Last week, Howard Filcher made history by successfully walking solo from L.A. to Tokyo on an ocean of Plastic Bags. The sprawling expanse of flimsy but durable plastic bags, which spans from North America to Asia, has never been traversed by a single human being. So when an exhausted Howard finally arrived in Japan, after enduring eleven months of solitude on the vast Sea of Bags, he became an instant global Twitter star.
"It's great to be off the bags and back on solid land," said the exhausted adventurer. "If it weren't for my GPS, my Doritos, and countless bottles of Mountain Dew, I would have surely lost my mind out there among the bags."
In order to walk across the Pacific, Howard had to be fully prepared. He brought weather gear, first aid, and sufficient food with him (all in disposable plastic bags and bottles). And he had to be certain that the Sea of Bags was thick enough to support his weight. Less than 20 years ago, there weren't even enough bags to cover the Pacific. A paltry billion or so swirled around on the high seas. But humans generously donated their used plastic bags over the years by throwing them into gutters. Gradually, the Sea of Bags formed a thin crust atop the Pacific.

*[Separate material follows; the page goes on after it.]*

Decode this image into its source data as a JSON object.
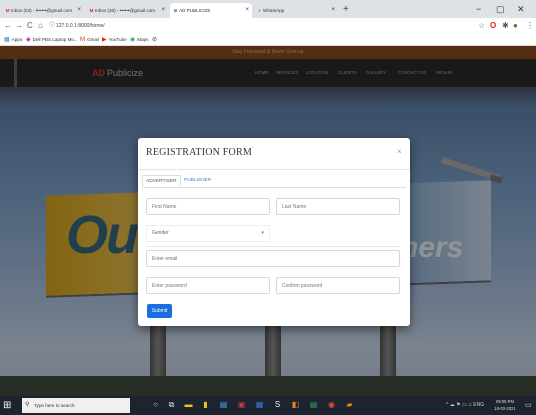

But bag-crossings have taken their toll. Last year Desmond Wilkins plunged through a weak spot, vanishing into a vortex of plastic Pepsi bottles and Cheetos bags. The year before, explorer Alex Vitrenko was killed when he was caught in a storm and sucked up into a plastic bag tornado. But today, it's almost ten feet thick in places, safe enough to drive a fully loaded dump truck, or even land a plane.
Environmentalists are outraged. "These plastic bags will last virtually forever, while all of the undersea life will wither and die!" exclaimed activist Janet Hoover. But the pro-bag camp pushed back and doubled down. "Listen, there are plenty of other oceans left in the world," explained baggist Tom Twillsbury. "Go find some other useless expanse of open water to whine about!"
Developer Walter Glutman is thrilled about the future. "The Pacific Sea of Bags is just the beginning. If everybody does their part, we can 'bag' the Earth and put a highway across the ocean. And the condos, housing tracts and football stadiums will follow!"
And so Howard Filcher is America's new hero. He has been dubbed the "Charles Lindbergh of Plastic Bags". Howard is now a multi-millionaire, having picked up sponsors like Doritos, Starbucks, McDonalds, Cheetos, Popeye's, Pepsi and anything else that can be finished off and thrown into the sea.
We're headed there (if we don't change our habits):
Great Pacific Garbage Patch